◆ **Work to be completed**: Copy the entries character for character.

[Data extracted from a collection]
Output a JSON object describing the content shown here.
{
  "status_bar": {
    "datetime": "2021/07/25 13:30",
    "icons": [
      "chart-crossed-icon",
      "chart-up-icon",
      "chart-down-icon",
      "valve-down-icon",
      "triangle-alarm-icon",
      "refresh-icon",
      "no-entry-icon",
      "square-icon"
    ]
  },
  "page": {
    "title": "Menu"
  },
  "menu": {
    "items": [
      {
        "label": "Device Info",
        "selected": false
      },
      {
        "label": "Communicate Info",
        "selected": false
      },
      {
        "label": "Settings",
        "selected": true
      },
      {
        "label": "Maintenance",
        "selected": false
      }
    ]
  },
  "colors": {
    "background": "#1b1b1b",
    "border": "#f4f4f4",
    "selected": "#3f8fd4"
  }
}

◆ **Task output**:
Output a JSON object describing the content shown here.
{
  "status_bar": {
    "datetime": "2021/07/25 13:30",
    "icons": [
      "chart-crossed-icon",
      "chart-up-icon",
      "chart-down-icon",
      "valve-down-icon",
      "triangle-alarm-icon",
      "refresh-icon",
      "no-entry-icon",
      "square-icon"
    ]
  },
  "page": {
    "title": "Menu"
  },
  "menu": {
    "items": [
      {
        "label": "Device Info",
        "selected": false
      },
      {
        "label": "Communicate Info",
        "selected": false
      },
      {
        "label": "Settings",
        "selected": true
      },
      {
        "label": "Maintenance",
        "selected": false
      }
    ]
  },
  "colors": {
    "background": "#1b1b1b",
    "border": "#f4f4f4",
    "selected": "#3f8fd4"
  }
}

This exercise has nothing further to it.